The GOP presidential candidate planned to reserve at least $10 million in television advertising in Iowa, New Hampshire, South Carolina and Nevada to air later this year, a Rubio aide said. But a number of Hearst Television stations rejected the Rubio camp's requests, saying it was too early to estimate available inventory and fair advertising rates, according to Federal Communications Commission filings.
"In these markets they know it's going to be a big political season for them," said Karen Rulapaugh, the corporate media director at advertising agency R&R Partners. "The dollars are going to be significant."
It's unclear how much of the campaign's ad buy has been waylaid, but a Rubio adviser said they expect this will only be a temporary setback. "We're confident this will be resolved in short order," the adviser said.
At least four stations owned by Hearst Television -- including KCCI in Des Moines, Iowa, and WMUR in Manchester, New Hampshire -- declined the Rubio camp's requests to reserve airtime. The other two stations that declined the request cover viewers in New York, Vermont, New Hampshire, South Carolina and Georgia.
The early announcement allows Rubio to send a forceful signal -- to his rivals and to the outside groups supporting him -- about his spending plans. But he may not have to actually shell out $10 million. In many cases campaigns can make reservations ahead of time and pay for the spots in full later. The early reservations tend to be more cost effective and make it more difficult for television stations to bump a campaign's ads into less favorable airtime, several Republican operatives said.
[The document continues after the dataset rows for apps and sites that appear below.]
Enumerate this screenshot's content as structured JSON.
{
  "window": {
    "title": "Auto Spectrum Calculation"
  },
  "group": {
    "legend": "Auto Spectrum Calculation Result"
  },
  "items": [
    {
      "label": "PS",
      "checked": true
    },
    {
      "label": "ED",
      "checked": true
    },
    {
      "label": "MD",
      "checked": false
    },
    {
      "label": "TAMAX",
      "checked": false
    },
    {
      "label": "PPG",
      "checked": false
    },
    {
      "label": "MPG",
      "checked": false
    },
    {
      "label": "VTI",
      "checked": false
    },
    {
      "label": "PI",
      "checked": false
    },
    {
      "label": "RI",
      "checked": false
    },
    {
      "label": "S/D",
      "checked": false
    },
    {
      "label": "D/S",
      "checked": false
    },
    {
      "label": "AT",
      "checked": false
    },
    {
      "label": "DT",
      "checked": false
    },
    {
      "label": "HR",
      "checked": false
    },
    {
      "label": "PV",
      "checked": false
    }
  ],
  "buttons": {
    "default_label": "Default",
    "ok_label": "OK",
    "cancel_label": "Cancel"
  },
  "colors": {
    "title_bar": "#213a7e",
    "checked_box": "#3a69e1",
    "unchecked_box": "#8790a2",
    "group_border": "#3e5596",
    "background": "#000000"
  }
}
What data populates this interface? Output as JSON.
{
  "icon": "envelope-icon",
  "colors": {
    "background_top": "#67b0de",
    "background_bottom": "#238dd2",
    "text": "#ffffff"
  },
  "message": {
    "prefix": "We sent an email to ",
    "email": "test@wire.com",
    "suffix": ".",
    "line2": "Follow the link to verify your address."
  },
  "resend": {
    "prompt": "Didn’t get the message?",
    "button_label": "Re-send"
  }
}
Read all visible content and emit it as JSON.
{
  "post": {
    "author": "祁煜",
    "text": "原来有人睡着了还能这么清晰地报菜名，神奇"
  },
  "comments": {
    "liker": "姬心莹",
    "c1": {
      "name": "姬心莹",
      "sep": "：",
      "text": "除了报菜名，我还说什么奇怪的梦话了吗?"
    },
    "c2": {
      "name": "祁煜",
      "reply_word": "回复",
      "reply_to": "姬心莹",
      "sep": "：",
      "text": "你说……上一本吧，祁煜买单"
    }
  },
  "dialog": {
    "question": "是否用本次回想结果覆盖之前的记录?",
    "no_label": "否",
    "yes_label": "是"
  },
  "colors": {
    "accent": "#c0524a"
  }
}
But it appears stations are hesitant to cut early deals with campaigns months before the race heats up.
"While this request for time is much appreciated, KCCI cannot accept and clear the order at the present time," Amanda Brink Hull, the general sales manager for KCCI 8 News in Des Moines, Iowa, wrote to Rubio's media buyer. "Orders placed this far in advance involve unknown variables of inventory availability and pricing." In the letters, Hull, as well as sales managers at other stations, said they would work with Rubio's camp to reserve ad time as inventory and pricing information became clearer.
A Hearst Television spokesman declined to comment.
While early ad buys like Rubio's are unusual, they are not unprecedented in political races, according to ad buyers and campaign operatives. But with more than a dozen Republican candidates, as well as super PACs and other outside groups, the airwaves will be even more crowded than in a typical presidential cycle.
"It's an unprecedented number of advertisers who could be buying up very limited inventory," said Betsy Vonderheid, media director at the GOP advertising firm SRCP Media. She said airtime on stations like KCCI and WMUR will be particularly valuable, which could be causing stations to delay these agreements.
"I think what they're saying is we don't want to book this and have to rebook this because we don't know what our rates are going to be," Vonderheid said.